Where there are tests, and where the results have a meaningful impact, people are tempted to change how the item or person is being tested in order to improve their performance. Sometimes, this is dressed up as "optimizing" and at other times it's down to "cheating." Recent news stories have pointed the finger at Volkswagen for installing "defeat" technologies into their cars, that is, a technology designed to detect when it is being tested for emissions and exhaust gases and put itself into an economy and low emission mode. On the road, the car does not detect it is in this mode and behaves differently, using more fuel. In the Android and device world, we have seen device manufacturers design the operating system to recognize when a performance benchmark is being run and to temporarily relax any thermal limits and to keep the system-on-chips running in their maximum performance mode, ensuring that the benchmark result is the best possible – but not reflecting the real world performance of the device. And now the largest Android device manufacturer, Samsung, is under investigation for another of its technologies using defeat technology in order to flatter the power consumption tests: its televisions.
The story here is that, just as with Volkswagen, independent tests have found that in the real world, the performance and in particular, energy management of the Samsung televisions do not mirror official test conditions. The story originates back in February when Samsung televisions sets were tested by the ComplianTV laboratory. The report said: "The laboratories observed different TV behaviours during the measurements and this raised the possibility of the TV's detecting a test procedure and adapting their power consumption accordingly. Such phenomenon was not proven within the ComplianTV tests, but some tested TVs gave the impression that they detected a test situation." The report did not specifically mention Samsung televisions, but lab studies found that Samsung's "motion lighting" feature reduced screen brightness (and power consumption) during international electrotechnical commission (IEC) test conditions, but in real world viewing conditions, the same motion lighting technology did not dim the screens. The IEC test involves playback of fast sequences in recorded television shows, DVDs and live shows.
This has prompted the question to Samsung: have you "optimized" your televisions to flatter the energy consumption tests? The European Commission is now involved and has promised to investigate any allegations of cheating, as well as a pledge to outlaw defeat devices from televisions and other consumer products. From this, it appears that using defeat devices is not against the law (but against the spirit of the law), according to Rudolf Heinz, ComplianTV's product lab project manager.
The technology in question is Samsung's "motion lighting" technology, which is designed to improve viewing performance. The technology dims and brightens the screen depending on the media being shown and has been used in mobile devices for a number of years, as Samsung have used a similar technology with its AMOLED panel handsets since the original Samsung Galaxy S. We've also seen similar technology used in other manufacturers' devices such as the ASUS ZenPad 8.0. The question for the European Commission is to determine if "motion lighting" has additional code designed to put the set into a dimmer brightness setting during consumption testing. Samsung said this on the matter: "There is no comparison [between motion lighting and VW defeat devices]. This is not a setting that only activates during compliance testing. On the contrary, it is an 'out of the box' setting, which reduces power whenever video motion is detected. Not only that, the content used for testing energy consumption has been designed by the international electrotechnical commission to best model actual average picture level internationally."

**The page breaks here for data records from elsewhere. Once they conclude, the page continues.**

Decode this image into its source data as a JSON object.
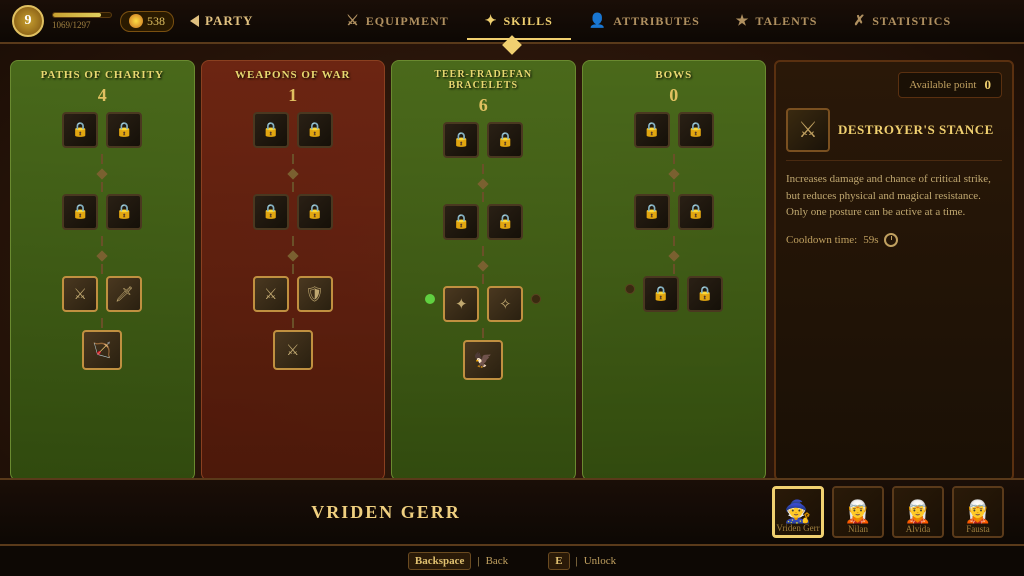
{
  "nav": {
    "level": "9",
    "xp_current": "1069",
    "xp_max": "1297",
    "xp_label": "1069/1297",
    "gold": "538",
    "party_label": "Party",
    "tabs": [
      {
        "id": "equipment",
        "label": "Equipment",
        "icon": "⚔",
        "active": false
      },
      {
        "id": "skills",
        "label": "Skills",
        "icon": "✦",
        "active": true
      },
      {
        "id": "attributes",
        "label": "Attributes",
        "icon": "👤",
        "active": false
      },
      {
        "id": "talents",
        "label": "Talents",
        "icon": "★",
        "active": false
      },
      {
        "id": "statistics",
        "label": "Statistics",
        "icon": "✗",
        "active": false
      }
    ]
  },
  "available_points_label": "Available point",
  "available_points_value": "0",
  "columns": [
    {
      "id": "paths",
      "title": "Paths of Charity",
      "points": "4",
      "color_class": "col-paths"
    },
    {
      "id": "weapons",
      "title": "Weapons of War",
      "points": "1",
      "color_class": "col-weapons"
    },
    {
      "id": "teer",
      "title": "Teer-Fradefan Bracelets",
      "points": "6",
      "color_class": "col-teer"
    },
    {
      "id": "bows",
      "title": "Bows",
      "points": "0",
      "color_class": "col-bows"
    }
  ],
  "info_panel": {
    "title": "Destroyer's Stance",
    "description": "Increases damage and chance of critical strike, but reduces physical and magical resistance. Only one posture can be active at a time.",
    "cooldown_label": "Cooldown time:",
    "cooldown_value": "59s"
  },
  "party_bar": {
    "character_name": "Vriden Gerr",
    "portraits": [
      {
        "name": "Vriden Gerr",
        "active": true,
        "figure": "🧙"
      },
      {
        "name": "Nilan",
        "active": false,
        "figure": "🧝"
      },
      {
        "name": "Alvida",
        "active": false,
        "figure": "🧝"
      },
      {
        "name": "Fausta",
        "active": false,
        "figure": "🧝"
      }
    ]
  },
  "actions": [
    {
      "key": "Backspace",
      "label": "Back"
    },
    {
      "key": "E",
      "label": "Unlock"
    }
  ]
}
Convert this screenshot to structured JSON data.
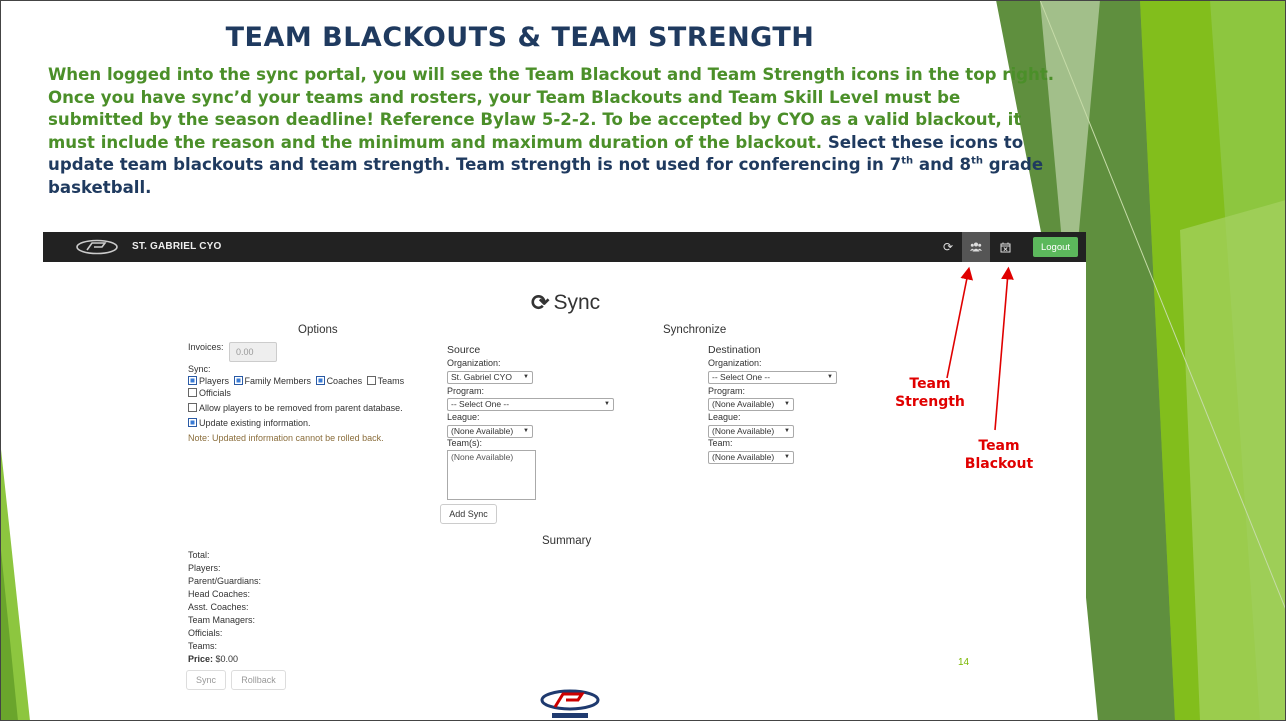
{
  "slide": {
    "title": "TEAM BLACKOUTS & TEAM STRENGTH",
    "para_green_1": "When logged into the sync portal, you will see the Team Blackout and Team Strength icons in the top right. Once you have sync’d your teams and rosters, your Team Blackouts and Team Skill Level must be submitted by the season deadline! Reference Bylaw 5-2-2. To be accepted by CYO as a valid blackout, it must include the reason and the minimum and maximum duration of the blackout.",
    "para_dark_1": "Select these icons to update team blackouts and team strength. Team strength is not used for conferencing in 7",
    "sup_1": "th",
    "para_dark_2": " and 8",
    "sup_2": "th",
    "para_dark_3": " grade basketball.",
    "page_number": "14",
    "annotations": {
      "strength": "Team Strength",
      "blackout": "Team Blackout"
    }
  },
  "app": {
    "brand": "ST. GABRIEL CYO",
    "nav_icons": [
      "refresh-icon",
      "team-icon",
      "calendar-icon"
    ],
    "logout_label": "Logout",
    "accent_color": "#5cb85c",
    "heading": "Sync",
    "options": {
      "title": "Options",
      "invoices_label": "Invoices:",
      "invoices_value": "0.00",
      "sync_label": "Sync:",
      "players": "Players",
      "family_members": "Family Members",
      "coaches": "Coaches",
      "teams": "Teams",
      "officials": "Officials",
      "allow_remove": "Allow players to be removed from parent database.",
      "update_existing": "Update existing information.",
      "note": "Note: Updated information cannot be rolled back."
    },
    "synchronize": {
      "title": "Synchronize",
      "source": {
        "title": "Source",
        "organization_label": "Organization:",
        "organization_value": "St. Gabriel CYO",
        "program_label": "Program:",
        "program_value": "-- Select One --",
        "league_label": "League:",
        "league_value": "(None Available)",
        "teams_label": "Team(s):",
        "teams_value": "(None Available)"
      },
      "destination": {
        "title": "Destination",
        "organization_label": "Organization:",
        "organization_value": "-- Select One --",
        "program_label": "Program:",
        "program_value": "(None Available)",
        "league_label": "League:",
        "league_value": "(None Available)",
        "team_label": "Team:",
        "team_value": "(None Available)"
      },
      "add_sync_label": "Add Sync"
    },
    "summary": {
      "title": "Summary",
      "total": "Total:",
      "players": "Players:",
      "parents": "Parent/Guardians:",
      "head_coaches": "Head Coaches:",
      "asst_coaches": "Asst. Coaches:",
      "team_managers": "Team Managers:",
      "officials": "Officials:",
      "teams": "Teams:",
      "price_label": "Price:",
      "price_value": "$0.00",
      "sync_label": "Sync",
      "rollback_label": "Rollback"
    }
  }
}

Around the world, other authorities have recognized that some television sets appear to flatter energy consumption tests. The Swedish Energy Agency's Testlab has come across sets that recognize the IEC standard film used and lower the screen brightness, thus flattering the test results. In the developed world, a television set is reputed to consume "up to 10%" of the electric used in the household and the figure is growing too, despite advances in technology. And now, more testing is necessary to establish is television manufacturers are optimizing their television shows to reduce power consumption during testing. Samsung may be hoping the results don't have a whiff of diesel about them.